- Number 324 |
- November 8, 2010
Agricultural improvements aid in reducing emissions, saving forests
Improving crop productivity and
limiting carbon emissions through
economic incentives could halt
tropical deforestation over the next
century, according to this study.
Photo credit: Scott Butner
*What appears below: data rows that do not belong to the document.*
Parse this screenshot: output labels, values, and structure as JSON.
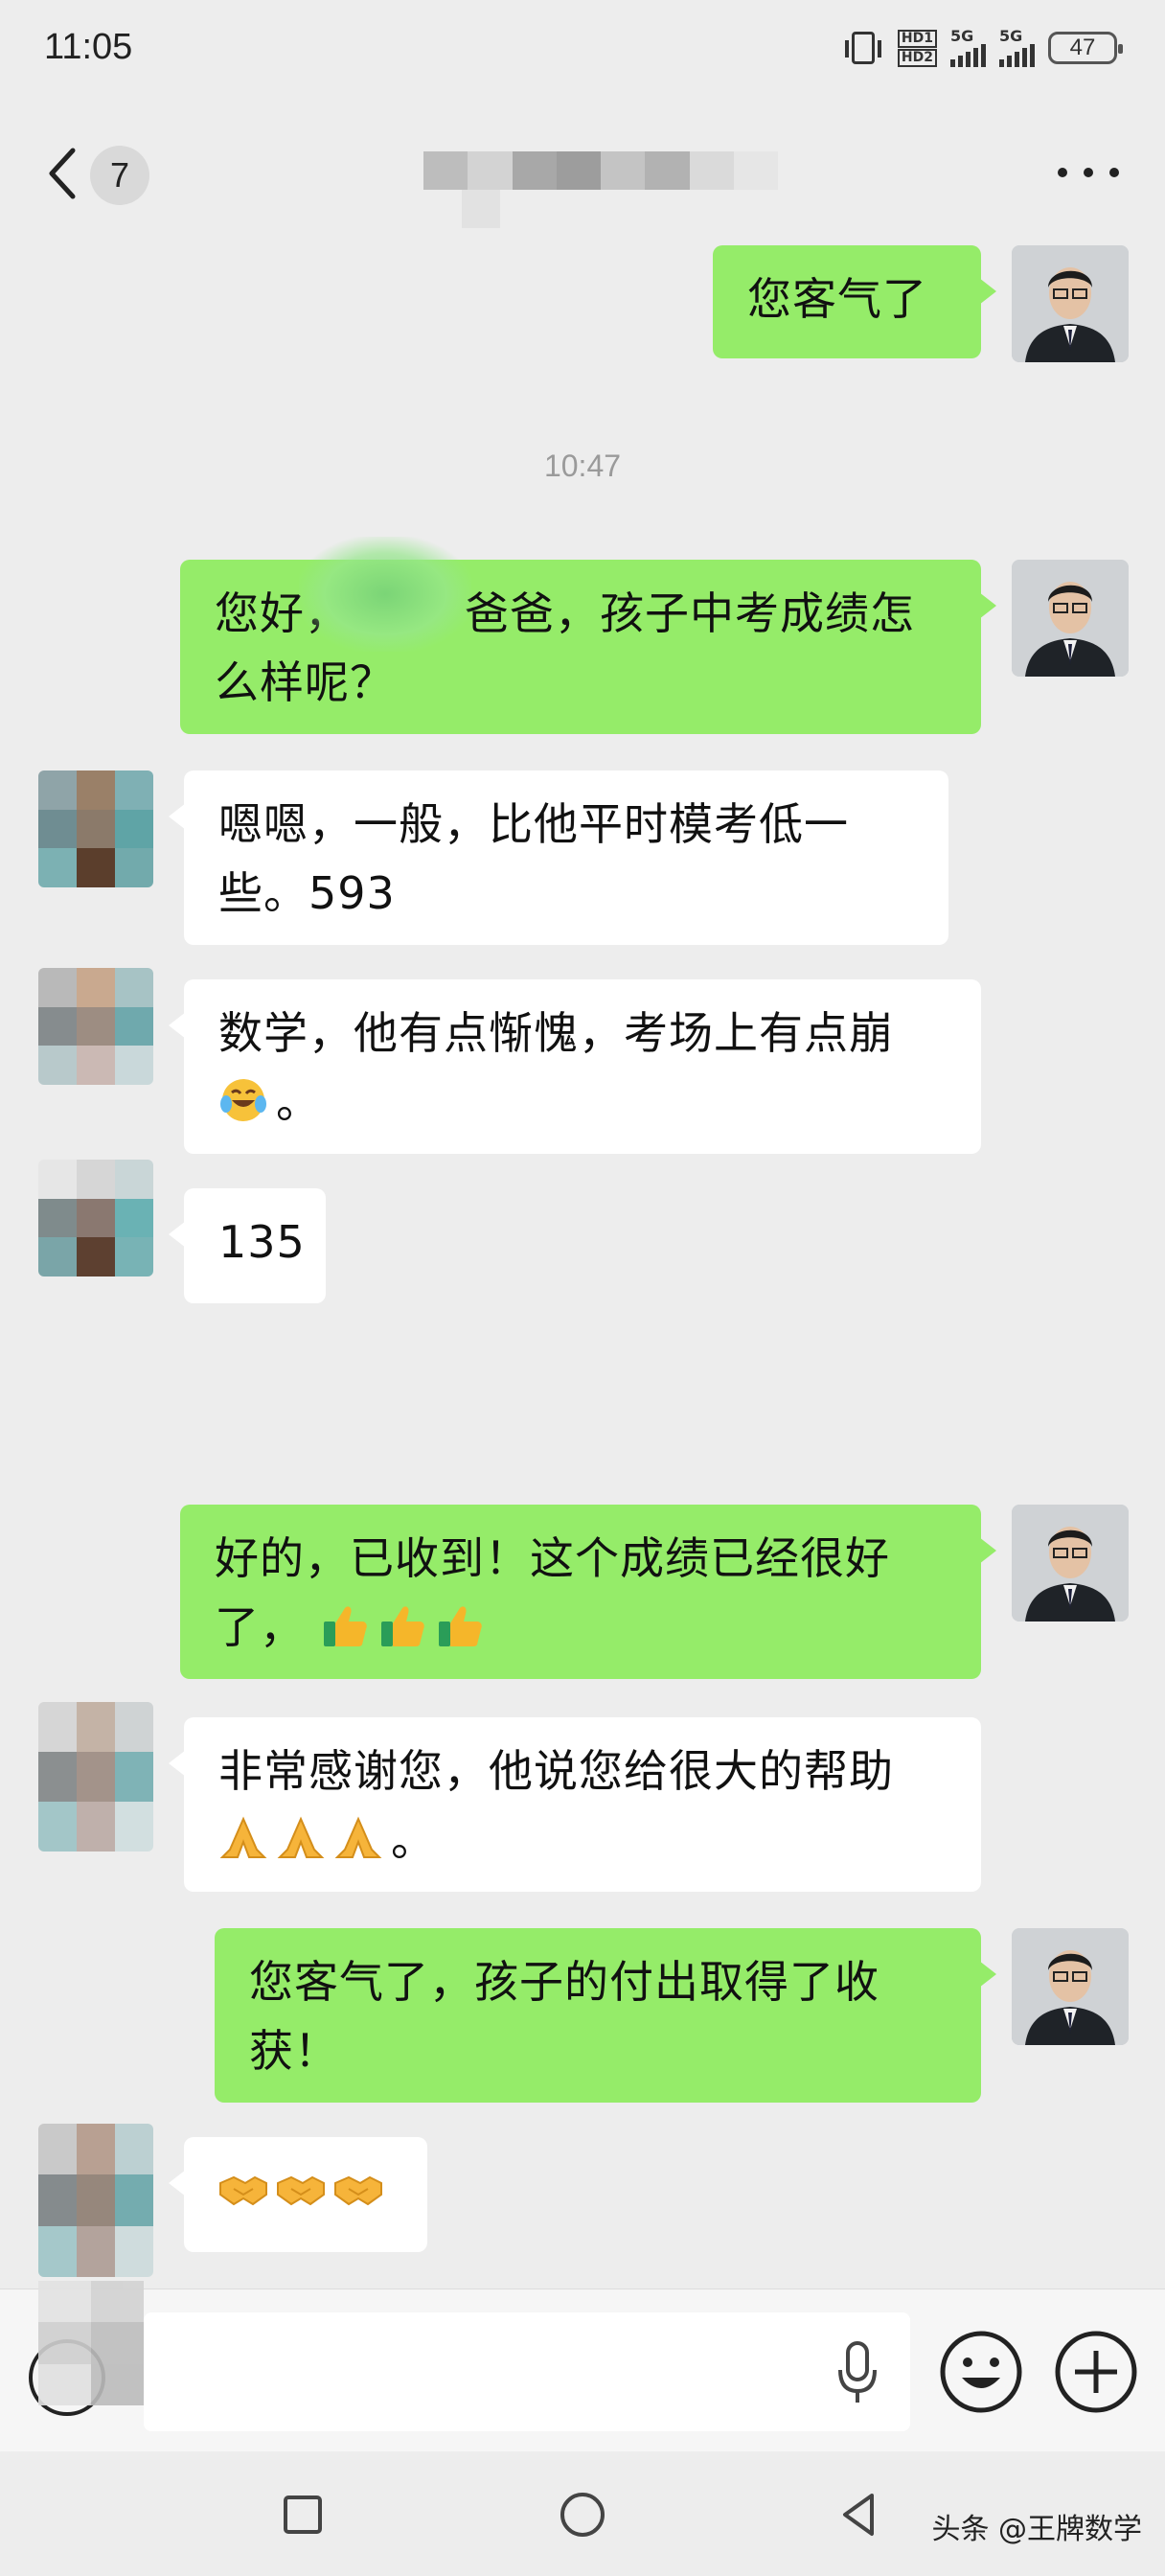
{
  "status_bar": {
    "time": "11:05",
    "hd_label_1": "HD1",
    "hd_label_2": "HD2",
    "net1": "5G",
    "net2": "5G",
    "battery": "47"
  },
  "nav": {
    "unread_count": "7",
    "icons": [
      "chevron-left-icon",
      "more-icon"
    ]
  },
  "chat": {
    "timestamp": "10:47",
    "messages": [
      {
        "from": "me",
        "text": "您客气了"
      },
      {
        "from": "me",
        "line1": "您好，",
        "line1b": "爸爸，孩子中考成绩怎",
        "line2": "么样呢？"
      },
      {
        "from": "other",
        "line1": "嗯嗯，一般，比他平时模考低一",
        "line2": "些。593"
      },
      {
        "from": "other",
        "line1": "数学，他有点惭愧，考场上有点崩",
        "line2": "。",
        "emoji": [
          "face-with-tears-of-joy-emoji"
        ]
      },
      {
        "from": "other",
        "text": "135"
      },
      {
        "from": "me",
        "line1": "好的，已收到！这个成绩已经很好",
        "line2": "了，",
        "emoji": [
          "thumbs-up-emoji",
          "thumbs-up-emoji",
          "thumbs-up-emoji"
        ]
      },
      {
        "from": "other",
        "line1": "非常感谢您，他说您给很大的帮助",
        "line2": "。",
        "emoji": [
          "folded-hands-emoji",
          "folded-hands-emoji",
          "folded-hands-emoji"
        ]
      },
      {
        "from": "me",
        "line1": "您客气了，孩子的付出取得了收",
        "line2": "获！"
      },
      {
        "from": "other",
        "emoji": [
          "handshake-emoji",
          "handshake-emoji",
          "handshake-emoji"
        ]
      }
    ]
  },
  "input_bar": {
    "placeholder": "",
    "icons": [
      "voice-toggle-icon",
      "microphone-icon",
      "emoji-icon",
      "plus-icon"
    ]
  },
  "system_nav": {
    "watermark": "头条 @王牌数学",
    "icons": [
      "recents-square-icon",
      "home-circle-icon",
      "back-triangle-icon"
    ]
  },
  "colors": {
    "background": "#ededed",
    "outgoing_bubble": "#95ec69",
    "incoming_bubble": "#ffffff",
    "timestamp": "#9a9a9a"
  }
}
Improving crop productivity and limiting carbon emissions through economic incentives could halt tropical deforestation over the next 100 years, according to a study from the University of New Hampshire and the Joint Global Change Research Institute, a partnership between Pacific Northwest National Laboratory and the University of Maryland. Global demands for food, fiber, and other earth-grown resources are driving deforestation. Changing land use from forests to croplands increases carbon emissions. Reducing deforestation would buy society time to make needed long-term changes to how we produce and consume energy. Previous climate studies have shown the value of accounting for forest to farmland conversions. However, this new study is the first to demonstrate the contribution of agricultural technology as a climate mitigation strategy — in terms of how much it can contribute to reducing carbon emissions from land use change. This study was recently published in the Proceedings of the National Academy of Sciences Early Edition.
[Kristin Manke, 509.372.6011,